On page 429 of the book The Bell Curve by C. Murray and R. Herrnstein, they have a chart showing the percentage of American 17-year-olds capable of scoring 700+ on the old verbal SAT and old math SAT. Even though only about a third of U.S. young adults took the old SAT (on a good year), the authors assumed that the higher the ability, the greater the odds of taking the test, so they assumed that virtually every 17-year-old American capable of scoring 700+ actually took the test, allowing them to express their data as a percentage of an entire generation, not just the college-bound segment.

The data showed that over a 26 year span (1967-1993), the percentage of American 17 year-olds capable of scoring 700+ on the old verbal SAT dropped from 0.8% to 0.3%. This implies a 0.33 SD decline in just 26 years, equivalent to a decline of 1.92 verbal IQ points a decade! Recklessly extrapolating, that’s a drop of 19 verbal IQ points in a century!

However math SAT scores showed a different pattern. The percentage of 17-year-olds capable of scoring 700+ on the math SAT increased from roughly 1.25% to roughly 1.6%, implying the math distribution moved 0.27 SD to the right over those same 26 years. This implies a gain of 1.54 math IQ points a decade (or 15 points a century).

While it’s unwise to draw longterm conclusions from a test as cultural as the SAT, in my very humble opinion, the data makes perfect sense. Innovative chronometric research by scholars Michael A. Woodley, Guy Madison and Bruce G. Charlton, implies that because of dysgenic trends (including declining infant mortality), general intelligence has declined by 1.8 IQ points a decade (at least in women). Very similar to the verbal SAT (the more g loaded SAT subscale) drop of 1.92 IQ points a decade.

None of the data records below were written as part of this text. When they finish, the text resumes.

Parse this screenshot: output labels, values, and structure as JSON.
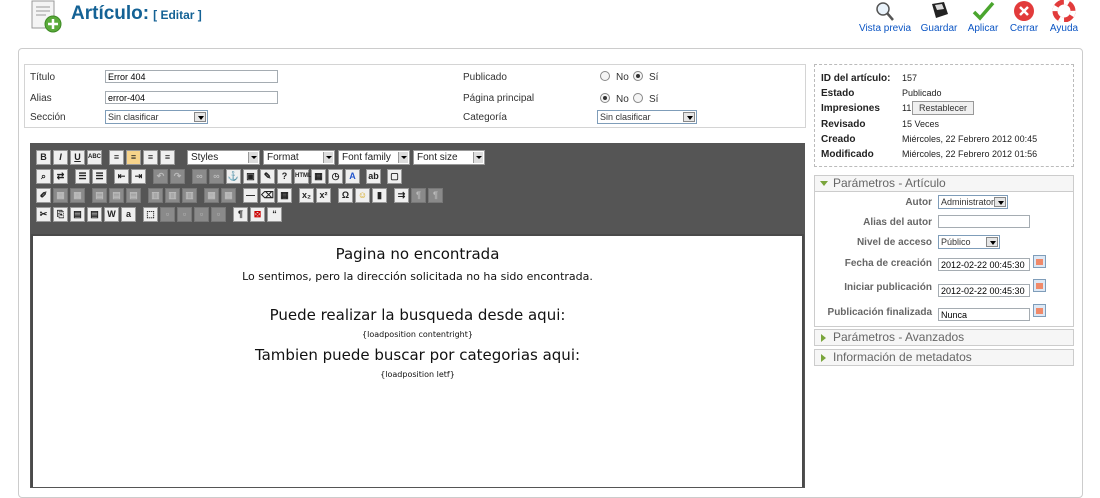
{
  "header": {
    "title": "Artículo:",
    "subtitle": "[ Editar ]",
    "toolbar": {
      "preview": "Vista previa",
      "save": "Guardar",
      "apply": "Aplicar",
      "close": "Cerrar",
      "help": "Ayuda"
    }
  },
  "details": {
    "title_label": "Título",
    "title_value": "Error 404",
    "alias_label": "Alias",
    "alias_value": "error-404",
    "section_label": "Sección",
    "section_value": "Sin clasificar",
    "published_label": "Publicado",
    "frontpage_label": "Página principal",
    "category_label": "Categoría",
    "category_value": "Sin clasificar",
    "no": "No",
    "yes": "Sí",
    "published_selected": "yes",
    "frontpage_selected": "no"
  },
  "editor": {
    "styles": "Styles",
    "format": "Format",
    "font_family": "Font family",
    "font_size": "Font size",
    "content": {
      "heading1": "Pagina no encontrada",
      "para1": "Lo sentimos, pero la dirección solicitada no ha sido encontrada.",
      "heading2": "Puede realizar la busqueda desde aqui:",
      "tag1": "{loadposition contentright}",
      "heading3": "Tambien puede buscar por categorias aqui:",
      "tag2": "{loadposition letf}"
    }
  },
  "info": {
    "id_label": "ID del artículo:",
    "id_value": "157",
    "state_label": "Estado",
    "state_value": "Publicado",
    "hits_label": "Impresiones",
    "hits_value": "11",
    "reset_label": "Restablecer",
    "revised_label": "Revisado",
    "revised_value": "15 Veces",
    "created_label": "Creado",
    "created_value": "Miércoles, 22 Febrero 2012 00:45",
    "modified_label": "Modificado",
    "modified_value": "Miércoles, 22 Febrero 2012 01:56"
  },
  "params": {
    "header": "Parámetros - Artículo",
    "author_label": "Autor",
    "author_value": "Administrator",
    "author_alias_label": "Alias del autor",
    "author_alias_value": "",
    "access_label": "Nivel de acceso",
    "access_value": "Público",
    "created_date_label": "Fecha de creación",
    "created_date_value": "2012-02-22 00:45:30",
    "publish_up_label": "Iniciar publicación",
    "publish_up_value": "2012-02-22 00:45:30",
    "publish_down_label": "Publicación finalizada",
    "publish_down_value": "Nunca"
  },
  "advanced": {
    "header": "Parámetros - Avanzados"
  },
  "metadata": {
    "header": "Información de metadatos"
  },
  "colors": {
    "title_blue": "#146295",
    "link_blue": "#0b55c4",
    "accent_green": "#7aa53c"
  }
}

However at the same time, scholar Richard Lynn showed that better nutrition has been improving brain size and perhaps neurological development, causing scores on spatial tests to increase by over 2 SD over the 20th century. However nutrition only seems to consistently improve spatial ability. There’s been virtually zero Flynn Effect on tests of working memory (Digit Span, Arithmetic). Since the math SAT requires both spatial reasoning (high nutrition loading) and working memory (zero nutrition loading), it shows a Flynn Effect intermediate between these two abilities.

Of course one shouldn’t take my analysis too seriously because I only looked at data from 1967-1993, and I only looked at very high SAT scores which do not correlate well with trends in the general population (in the general population verbal IQ has gone up substantially!). However the gifted might be the best place to look for longterm intelligence trends because the most brilliant people tend to teach themselves, so their scores are more indicative of true ability, while the psychometric scores of more average people are more sensitive to externally imposed cultural opportunities (schooling, educated parents, mass media exposure, etc) and thus can be spuriously inflated by cultural bias. The pioneer of mental testing, Sir Francis Galton, commonly judged the intelligence of entire populations by the number of highly gifted people they produced.

Future research on dysgenics should continue to focus on the verbal skills of elites, perhaps analyzing the idea density of the speeches of U.S. presidents, from the 18th century to the 21st century.